  • description - Brief description of the service.
  • approved - Boolean flag to indicate if the microservice has been approved. NB If Stop Auto Deploy is disabled then this is automatically set to true.

Example mongo Data

{ "serviceName" : "individual-benefits", "serviceBaseUrl" : "http://individual-benefits.example.internal", "name" : "Individual Benefits", "description" : "Benefit–based services, such as retrieval of benefits information." }
{ "serviceName" : "individual-tax", "serviceBaseUrl" : "http://individual-tax.example.internal", "name" : "Individual Tax", "description" : "Tax–based services, such as retrieval of annual personal and employment-related tax liabilities and refunds." }

Example mongo Queries

Stop Auto Deploy Queries

Find service scope

use api-scope
db.getCollection('scope').find({ "key": "stop-autodeploy" })

Find API approval

use api-publisher
db.getCollection('apiapproval').find({ "serviceName": "api-stop-autodeploy-test" })

Find API definition

use api-definition
db.getCollection('api').find({ "serviceName": "api-stop-autodeploy-test" })

Find all approved APIS

use api-publisher
db.getCollection('apiapproval').find({ "approved": true })

Find all unapproved APIS

use api-publisher
db.getCollection('apiapproval').find({ "approved": false })

Remove service scope

use api-scope
db.getCollection('scope').remove({"key":"stop-autodeploy"}, 1)

Remove api approval

use api-publisher
db.getCollection('apiapproval').remove({ serviceName: "api-stop-autodeploy-test" }, 1)

Remove api publisher

use api-definition;
db.getCollection('api').remove({ serviceName: "api-stop-autodeploy-test" }, 1)

Enabling Stop Auto Deploy

By default, Stop Auto Deploy is disabled and so microservices can be deployed without going through the additional approval step. In order to enable Stop Auto Deploy in a specific environment the 'preventAutoDeploy' feature flag in the api-publisher.yaml in the config for the environment will need to be set to true

In api-publisher.yaml

    Prod.features.preventAutoDeploy: 'true'

The api-publisher service will need to be redeployed to pick up this configuration change.

Test in QA

Regression tests need to work through a number of combinations of the following conditions:

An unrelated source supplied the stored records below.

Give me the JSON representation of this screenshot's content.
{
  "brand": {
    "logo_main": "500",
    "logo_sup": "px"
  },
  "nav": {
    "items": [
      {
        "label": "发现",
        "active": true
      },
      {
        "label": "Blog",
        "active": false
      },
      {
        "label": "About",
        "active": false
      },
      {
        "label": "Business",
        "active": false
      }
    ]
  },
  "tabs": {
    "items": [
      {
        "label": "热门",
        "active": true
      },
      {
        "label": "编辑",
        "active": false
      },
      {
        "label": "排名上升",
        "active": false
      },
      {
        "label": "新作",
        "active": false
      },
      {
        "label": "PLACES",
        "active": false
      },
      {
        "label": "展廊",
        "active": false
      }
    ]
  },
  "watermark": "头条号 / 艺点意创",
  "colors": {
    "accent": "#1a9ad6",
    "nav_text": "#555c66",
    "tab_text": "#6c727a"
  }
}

  • New
  • Existing (and already Approved)
  • New Version (and already approved)

Stop Autodeploy enabled/disabled (flag)

  • Enabled
  • Disabled
  • Not Present (Default)